-- Provided records follows --

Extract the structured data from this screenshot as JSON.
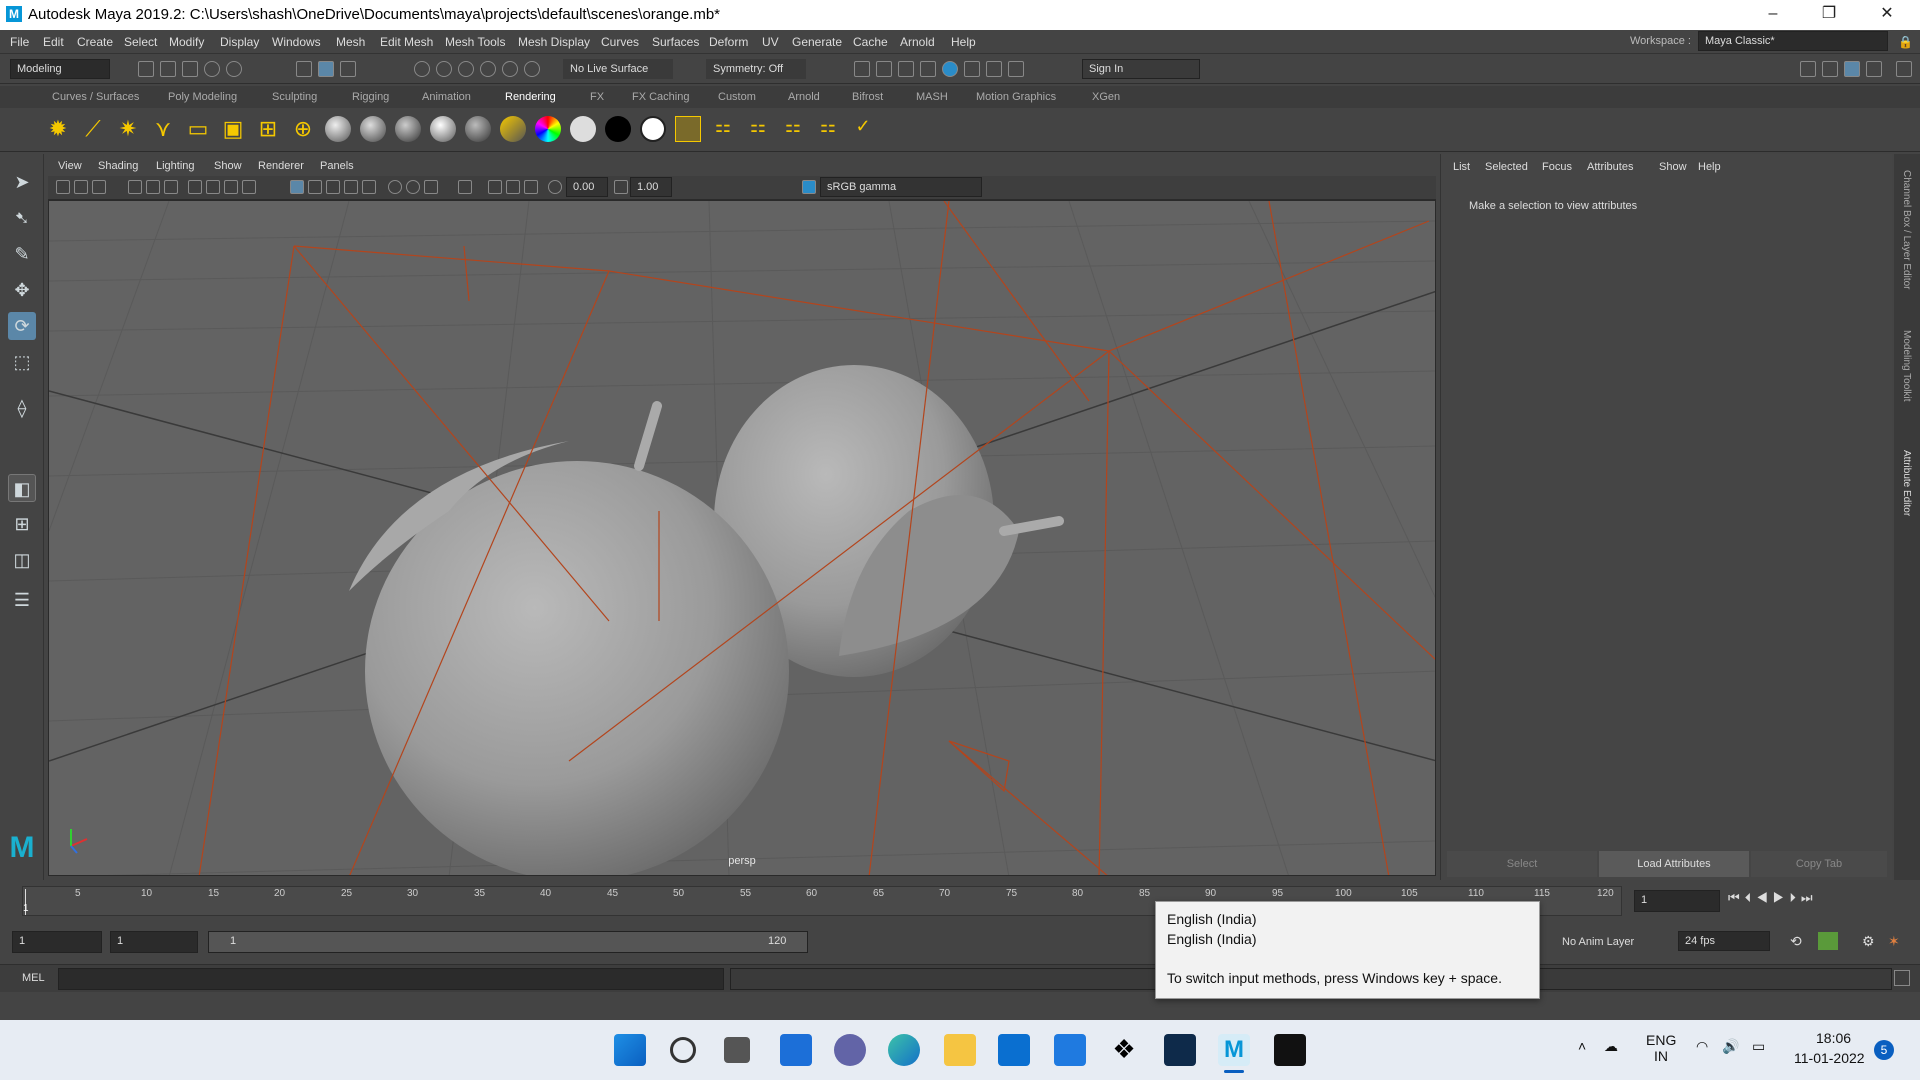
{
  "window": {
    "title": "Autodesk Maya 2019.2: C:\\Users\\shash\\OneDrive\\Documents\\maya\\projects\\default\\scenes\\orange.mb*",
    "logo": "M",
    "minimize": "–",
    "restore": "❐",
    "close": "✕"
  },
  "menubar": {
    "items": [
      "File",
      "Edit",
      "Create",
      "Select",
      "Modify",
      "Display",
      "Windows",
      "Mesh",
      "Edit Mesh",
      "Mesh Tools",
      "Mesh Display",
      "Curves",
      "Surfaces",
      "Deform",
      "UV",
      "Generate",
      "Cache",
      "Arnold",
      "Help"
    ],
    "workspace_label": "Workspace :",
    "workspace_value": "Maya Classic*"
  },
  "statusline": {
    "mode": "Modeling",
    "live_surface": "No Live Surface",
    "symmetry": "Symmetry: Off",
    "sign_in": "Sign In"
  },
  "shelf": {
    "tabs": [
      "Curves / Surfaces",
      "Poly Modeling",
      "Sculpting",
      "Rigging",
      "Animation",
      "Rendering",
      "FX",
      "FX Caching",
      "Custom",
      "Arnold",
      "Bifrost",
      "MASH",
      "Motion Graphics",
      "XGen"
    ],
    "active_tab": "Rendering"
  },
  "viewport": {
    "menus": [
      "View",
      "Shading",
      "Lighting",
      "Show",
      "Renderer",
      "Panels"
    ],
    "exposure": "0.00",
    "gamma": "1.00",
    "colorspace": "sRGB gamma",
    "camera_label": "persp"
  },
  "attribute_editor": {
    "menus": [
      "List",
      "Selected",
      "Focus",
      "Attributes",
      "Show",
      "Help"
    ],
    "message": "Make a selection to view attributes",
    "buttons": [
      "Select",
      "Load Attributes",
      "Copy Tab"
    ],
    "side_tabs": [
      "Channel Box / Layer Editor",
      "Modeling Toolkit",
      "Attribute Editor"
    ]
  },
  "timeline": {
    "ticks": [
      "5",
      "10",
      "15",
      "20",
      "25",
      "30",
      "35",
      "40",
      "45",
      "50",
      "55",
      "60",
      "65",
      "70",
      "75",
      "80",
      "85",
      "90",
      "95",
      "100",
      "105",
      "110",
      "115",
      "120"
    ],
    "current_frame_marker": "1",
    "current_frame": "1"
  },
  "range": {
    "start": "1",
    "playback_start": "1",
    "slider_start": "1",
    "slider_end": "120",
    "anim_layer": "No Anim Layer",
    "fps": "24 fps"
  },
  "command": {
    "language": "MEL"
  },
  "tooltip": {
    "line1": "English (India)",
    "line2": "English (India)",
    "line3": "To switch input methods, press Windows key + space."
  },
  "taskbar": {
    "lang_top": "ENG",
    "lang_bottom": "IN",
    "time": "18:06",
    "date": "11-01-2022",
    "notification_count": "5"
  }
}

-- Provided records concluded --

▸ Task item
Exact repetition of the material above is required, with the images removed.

▸ Reply
Extract the structured data from this screenshot as JSON.
{
  "window": {
    "title": "Autodesk Maya 2019.2: C:\\Users\\shash\\OneDrive\\Documents\\maya\\projects\\default\\scenes\\orange.mb*",
    "logo": "M",
    "minimize": "–",
    "restore": "❐",
    "close": "✕"
  },
  "menubar": {
    "items": [
      "File",
      "Edit",
      "Create",
      "Select",
      "Modify",
      "Display",
      "Windows",
      "Mesh",
      "Edit Mesh",
      "Mesh Tools",
      "Mesh Display",
      "Curves",
      "Surfaces",
      "Deform",
      "UV",
      "Generate",
      "Cache",
      "Arnold",
      "Help"
    ],
    "workspace_label": "Workspace :",
    "workspace_value": "Maya Classic*"
  },
  "statusline": {
    "mode": "Modeling",
    "live_surface": "No Live Surface",
    "symmetry": "Symmetry: Off",
    "sign_in": "Sign In"
  },
  "shelf": {
    "tabs": [
      "Curves / Surfaces",
      "Poly Modeling",
      "Sculpting",
      "Rigging",
      "Animation",
      "Rendering",
      "FX",
      "FX Caching",
      "Custom",
      "Arnold",
      "Bifrost",
      "MASH",
      "Motion Graphics",
      "XGen"
    ],
    "active_tab": "Rendering"
  },
  "viewport": {
    "menus": [
      "View",
      "Shading",
      "Lighting",
      "Show",
      "Renderer",
      "Panels"
    ],
    "exposure": "0.00",
    "gamma": "1.00",
    "colorspace": "sRGB gamma",
    "camera_label": "persp"
  },
  "attribute_editor": {
    "menus": [
      "List",
      "Selected",
      "Focus",
      "Attributes",
      "Show",
      "Help"
    ],
    "message": "Make a selection to view attributes",
    "buttons": [
      "Select",
      "Load Attributes",
      "Copy Tab"
    ],
    "side_tabs": [
      "Channel Box / Layer Editor",
      "Modeling Toolkit",
      "Attribute Editor"
    ]
  },
  "timeline": {
    "ticks": [
      "5",
      "10",
      "15",
      "20",
      "25",
      "30",
      "35",
      "40",
      "45",
      "50",
      "55",
      "60",
      "65",
      "70",
      "75",
      "80",
      "85",
      "90",
      "95",
      "100",
      "105",
      "110",
      "115",
      "120"
    ],
    "current_frame_marker": "1",
    "current_frame": "1"
  },
  "range": {
    "start": "1",
    "playback_start": "1",
    "slider_start": "1",
    "slider_end": "120",
    "anim_layer": "No Anim Layer",
    "fps": "24 fps"
  },
  "command": {
    "language": "MEL"
  },
  "tooltip": {
    "line1": "English (India)",
    "line2": "English (India)",
    "line3": "To switch input methods, press Windows key + space."
  },
  "taskbar": {
    "lang_top": "ENG",
    "lang_bottom": "IN",
    "time": "18:06",
    "date": "11-01-2022",
    "notification_count": "5"
  }
}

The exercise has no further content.